Netflix Won’t Film Series in North Carolina Over Anti-LGBTQ Law

North Carolina won’t be the filming location for an upcoming Netflix series because of the state’s lingering House Bill 2, the bathroom bill that caused numerous production companies to forgo North Carolina in 2016.

“OBX” is a coming of age story about four teens forced into isolation after a hurricane hits and knocks out communication. Netflix hasn’t officially announced the show but picked up a 10-episode season. The series was meant to film its fictional Outer Banks town in Wilmington, North Carolina, the hometown of series creator Jonas Pate.

However, Netflix decided not to film in North Carolina because of the anti-LGBT HB2. In particular, Netflix took issue with a clause in HB2’s replacement bill, HB 142, that prevents cities and municipalities from passing non-discrimination ordinances to protect the LGBT community.

The clause is in effect until Dec. 1, 2020 but the series was set to start production in the spring. Netflix would have spent $60 million in Wilmington for the show.

Netflix is now eyeing Charleston, South Carolina as a new filming location.

Pate told Star News Online that the clause is an economic hinderance to North Carolina.
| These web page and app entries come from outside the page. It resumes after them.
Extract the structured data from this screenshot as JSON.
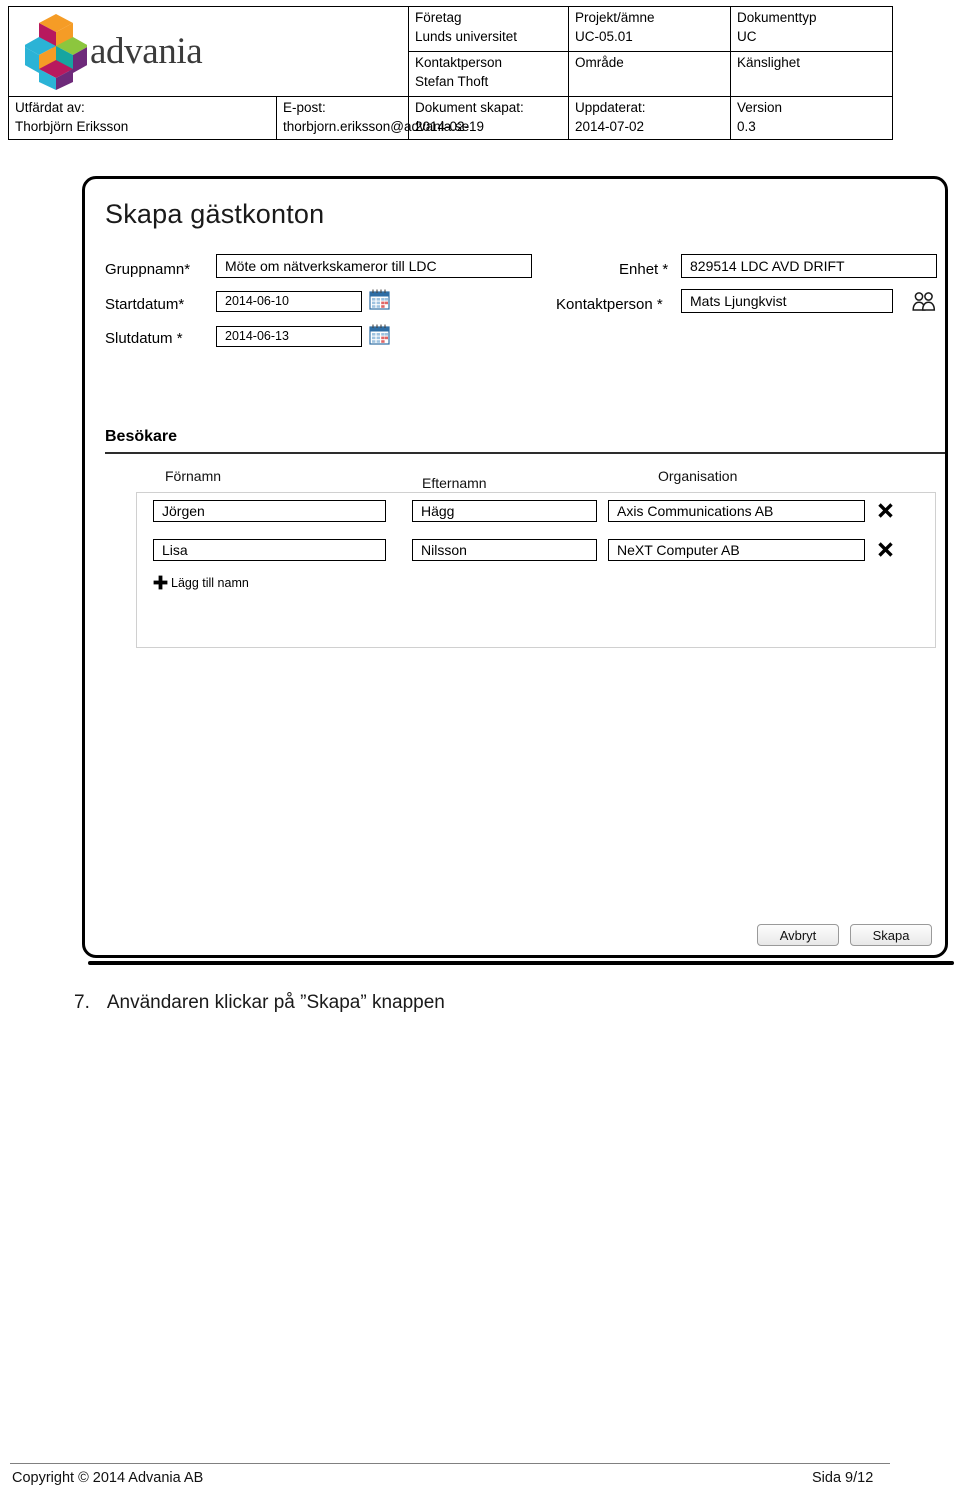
{
  "doc_header": {
    "logo_word": "advania",
    "cells": {
      "foretag_label": "Företag",
      "foretag_value": "Lunds universitet",
      "projekt_label": "Projekt/ämne",
      "projekt_value": "UC-05.01",
      "dokumenttyp_label": "Dokumenttyp",
      "dokumenttyp_value": "UC",
      "kontaktperson_label": "Kontaktperson",
      "kontaktperson_value": "Stefan Thoft",
      "omrade_label": "Område",
      "omrade_value": "",
      "kanslighet_label": "Känslighet",
      "kanslighet_value": "",
      "utfardat_label": "Utfärdat av:",
      "utfardat_value": "Thorbjörn Eriksson",
      "epost_label": "E-post:",
      "epost_value": "thorbjorn.eriksson@advania.se",
      "skapat_label": "Dokument skapat:",
      "skapat_value": "2014-02-19",
      "uppdaterat_label": "Uppdaterat:",
      "uppdaterat_value": "2014-07-02",
      "version_label": "Version",
      "version_value": "0.3"
    }
  },
  "screen": {
    "title": "Skapa gästkonton",
    "fields": {
      "gruppnamn_label": "Gruppnamn*",
      "gruppnamn_value": "Möte om nätverkskameror till LDC",
      "startdatum_label": "Startdatum*",
      "startdatum_value": "2014-06-10",
      "slutdatum_label": "Slutdatum *",
      "slutdatum_value": "2014-06-13",
      "enhet_label": "Enhet *",
      "enhet_value": "829514 LDC AVD DRIFT",
      "kontaktperson_label": "Kontaktperson *",
      "kontaktperson_value": "Mats Ljungkvist"
    },
    "icons": {
      "start_calendar": "calendar-icon",
      "end_calendar": "calendar-icon",
      "contact_picker": "people-picker-icon"
    },
    "visitors": {
      "heading": "Besökare",
      "columns": [
        "Förnamn",
        "Efternamn",
        "Organisation"
      ],
      "rows": [
        {
          "first_name": "Jörgen",
          "last_name": "Hägg",
          "organisation": "Axis Communications AB",
          "remove_icon": "remove-x-icon"
        },
        {
          "first_name": "Lisa",
          "last_name": "Nilsson",
          "organisation": "NeXT Computer AB",
          "remove_icon": "remove-x-icon"
        }
      ],
      "add_label": "Lägg till namn",
      "add_icon": "plus-icon"
    },
    "buttons": {
      "cancel": "Avbryt",
      "create": "Skapa"
    }
  },
  "caption": {
    "number": "7.",
    "text": "Användaren klickar på ”Skapa” knappen"
  },
  "footer": {
    "copyright": "Copyright © 2014 Advania AB",
    "page": "Sida 9/12"
  },
  "colors": {
    "logo_orange": "#F59C26",
    "logo_magenta": "#B8195E",
    "logo_purple": "#6E2A7A",
    "logo_cyan": "#2BB3D6",
    "logo_green": "#8CC63E",
    "logo_teal": "#16A5A0",
    "wordmark": "#3B3B3B",
    "calendar_blue": "#2E6DA4",
    "rule_gray": "#808080"
  }
}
“This tiny law is costing this town 70 good, clean, pension-paying jobs and also sending a message to those people who can bring these jobs and more that North Carolina still doesn’t get it,” Pate says.

According to Pate, Netflix would reconsider filming in North Carolina if the bill expires sooner.

Story courtesy of the Washington Blade.